Seattle has a long history of social struggle and revolutionary politics that spans many decades. The indigenous people resisted European colonization in several wars in the 1800’s, including the Puget Sound War. Labor struggles have been a huge part of the history of this city, as have been immigration issues, especially in Chinese, Japanese, and other Asian communities. In the 1960’s and 70’s, the second strongest chapter of the Black Panther Party — after Oakland — was built here.

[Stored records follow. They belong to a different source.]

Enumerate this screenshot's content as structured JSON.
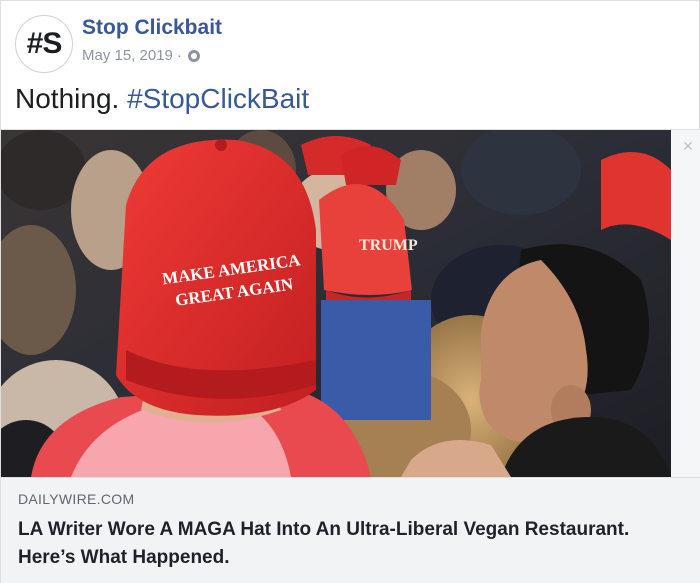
{
  "page": {
    "avatar_text": "#S",
    "name": "Stop Clickbait",
    "date": "May 15, 2019",
    "separator": "·",
    "audience_icon": "globe-icon"
  },
  "post": {
    "text": "Nothing.",
    "hashtag": "#StopClickBait"
  },
  "photo": {
    "hat_text_line1": "MAKE AMERICA",
    "hat_text_line2": "GREAT AGAIN",
    "hat_text_back": "TRUMP"
  },
  "link": {
    "domain": "DAILYWIRE.COM",
    "headline": "LA Writer Wore A MAGA Hat Into An Ultra-Liberal Vegan Restaurant. Here’s What Happened.",
    "hide_icon": "close-icon"
  },
  "colors": {
    "link_blue": "#385898",
    "meta_gray": "#8d949e",
    "caption_bg": "#f2f3f5",
    "hat_red": "#e02a2a"
  }
}
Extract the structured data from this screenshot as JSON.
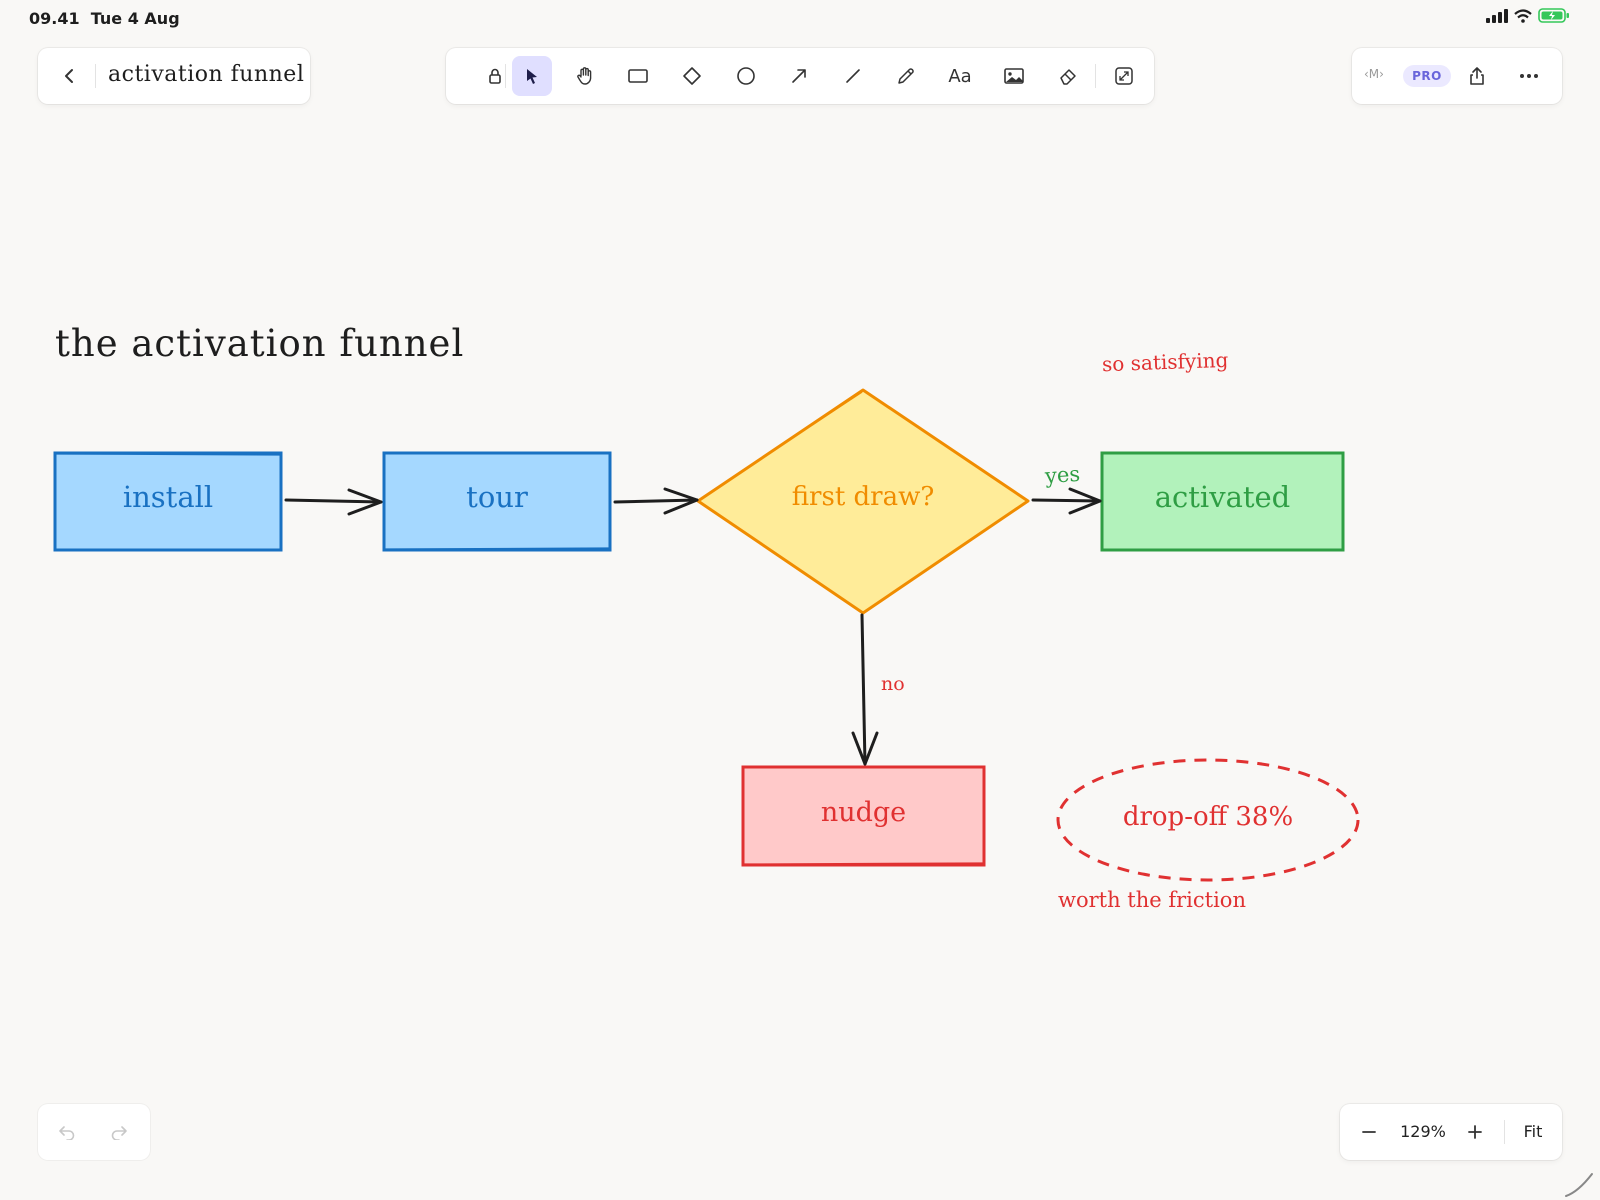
{
  "status_bar": {
    "time": "09.41",
    "date": "Tue 4 Aug"
  },
  "header": {
    "document_title": "activation funnel",
    "back_icon": "chevron-left-icon"
  },
  "toolbar": {
    "tools": [
      {
        "name": "lock",
        "icon": "lock-icon"
      },
      {
        "name": "selection",
        "icon": "pointer-icon",
        "active": true
      },
      {
        "name": "hand",
        "icon": "hand-icon"
      },
      {
        "name": "rectangle",
        "icon": "rectangle-icon"
      },
      {
        "name": "diamond",
        "icon": "diamond-icon"
      },
      {
        "name": "ellipse",
        "icon": "circle-icon"
      },
      {
        "name": "arrow",
        "icon": "arrow-icon"
      },
      {
        "name": "line",
        "icon": "line-icon"
      },
      {
        "name": "draw",
        "icon": "pencil-icon"
      },
      {
        "name": "text",
        "icon": "text-icon",
        "label": "Aa"
      },
      {
        "name": "image",
        "icon": "image-icon"
      },
      {
        "name": "eraser",
        "icon": "eraser-icon"
      },
      {
        "name": "extra-tools",
        "icon": "resize-icon"
      }
    ]
  },
  "top_right": {
    "markdown_badge": "‹M›",
    "pro_badge": "PRO",
    "share_icon": "share-icon",
    "more_icon": "more-icon"
  },
  "canvas": {
    "title": "the activation funnel",
    "nodes": {
      "install": "install",
      "tour": "tour",
      "decision": "first draw?",
      "activated": "activated",
      "nudge": "nudge",
      "dropoff": "drop-off 38%"
    },
    "edge_labels": {
      "yes": "yes",
      "no": "no"
    },
    "notes": {
      "satisfying": "so satisfying",
      "friction": "worth the friction"
    },
    "colors": {
      "blue_fill": "#a5d8ff",
      "blue_stroke": "#1971c2",
      "yellow_fill": "#ffec99",
      "yellow_stroke": "#f08c00",
      "green_fill": "#b2f2bb",
      "green_stroke": "#2f9e44",
      "red_fill": "#ffc9c9",
      "red_stroke": "#e03131",
      "ink": "#1e1e1e"
    }
  },
  "zoom": {
    "level": "129%",
    "fit_label": "Fit"
  },
  "history": {
    "undo_icon": "undo-icon",
    "redo_icon": "redo-icon"
  }
}
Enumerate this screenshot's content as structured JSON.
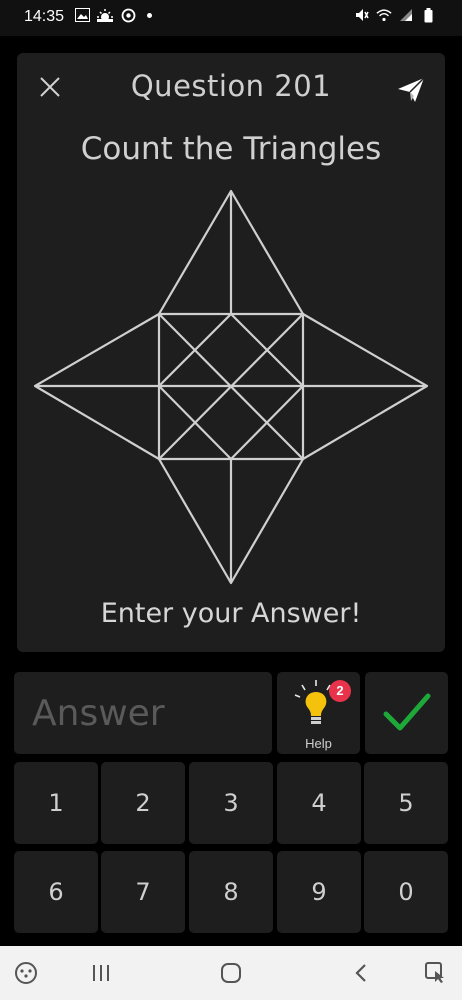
{
  "status_bar": {
    "time": "14:35",
    "left_icons": [
      "image-icon",
      "weather-icon",
      "sync-icon",
      "notification-dot-icon"
    ],
    "right_icons": [
      "mute-icon",
      "wifi-icon",
      "signal-icon",
      "battery-icon"
    ]
  },
  "header": {
    "title": "Question 201",
    "close_icon": "close-icon",
    "share_icon": "paper-plane-icon"
  },
  "puzzle": {
    "subtitle": "Count the Triangles",
    "prompt": "Enter your Answer!"
  },
  "answer": {
    "placeholder": "Answer",
    "value": ""
  },
  "help": {
    "label": "Help",
    "badge": "2",
    "icon": "lightbulb-icon"
  },
  "submit": {
    "icon": "checkmark-icon"
  },
  "keypad": {
    "keys": [
      "1",
      "2",
      "3",
      "4",
      "5",
      "6",
      "7",
      "8",
      "9",
      "0"
    ]
  },
  "nav_bar": {
    "icons": [
      "game-launcher-icon",
      "recents-icon",
      "home-icon",
      "back-icon",
      "accessibility-icon"
    ]
  },
  "colors": {
    "background": "#000000",
    "panel": "#1e1e1e",
    "text": "#cfcfcf",
    "badge": "#e8334a",
    "check": "#1fa83a",
    "bulb": "#f4c20d"
  }
}
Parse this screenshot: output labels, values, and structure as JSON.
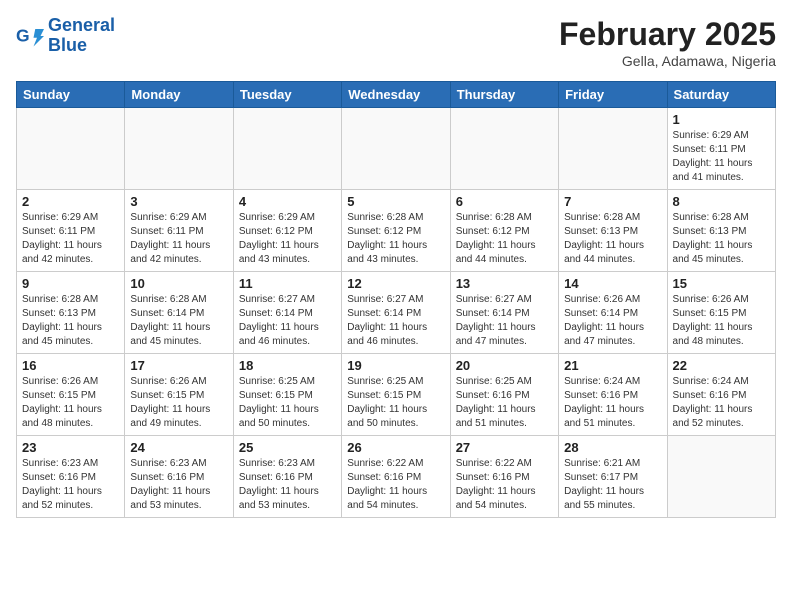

“I love this waterfront shot from the 1890′s taken near the foot of present-day Broad Street. The shoreline was further inland before industry reshaped Seattle’s waterfront. Many Native Americans who remained in Seattle after white settlers arrived lived in shacks on the waterfront, including Chief Seattle’s daughter, Angeline (Kick-is-om-lo in Lushootseed). Renting a dugout canoe was a common way to get around the waterfront, or to West Seattle.”
“A lot of cities across America had “Hoovervilles,” shanty towns that sprang up after the Great Depression hit. Seattle was no exception. The future home of Terminal 46 was put on hold as the economy worsened, and the land was used for makeshift shacks, mostly occupied by single men. Seattle’s Hooverville had about 1,000 residents at its peak, elected its own mayor and enforced hygiene codes. By the time WWII began, the makeshift town was burned and bulldozed, but the site was used for nearly a decade before then.”
“A couple of Seattle’s iconic Duck tour bus-boat-things headed into a labor demonstration on 7th street in 1919.”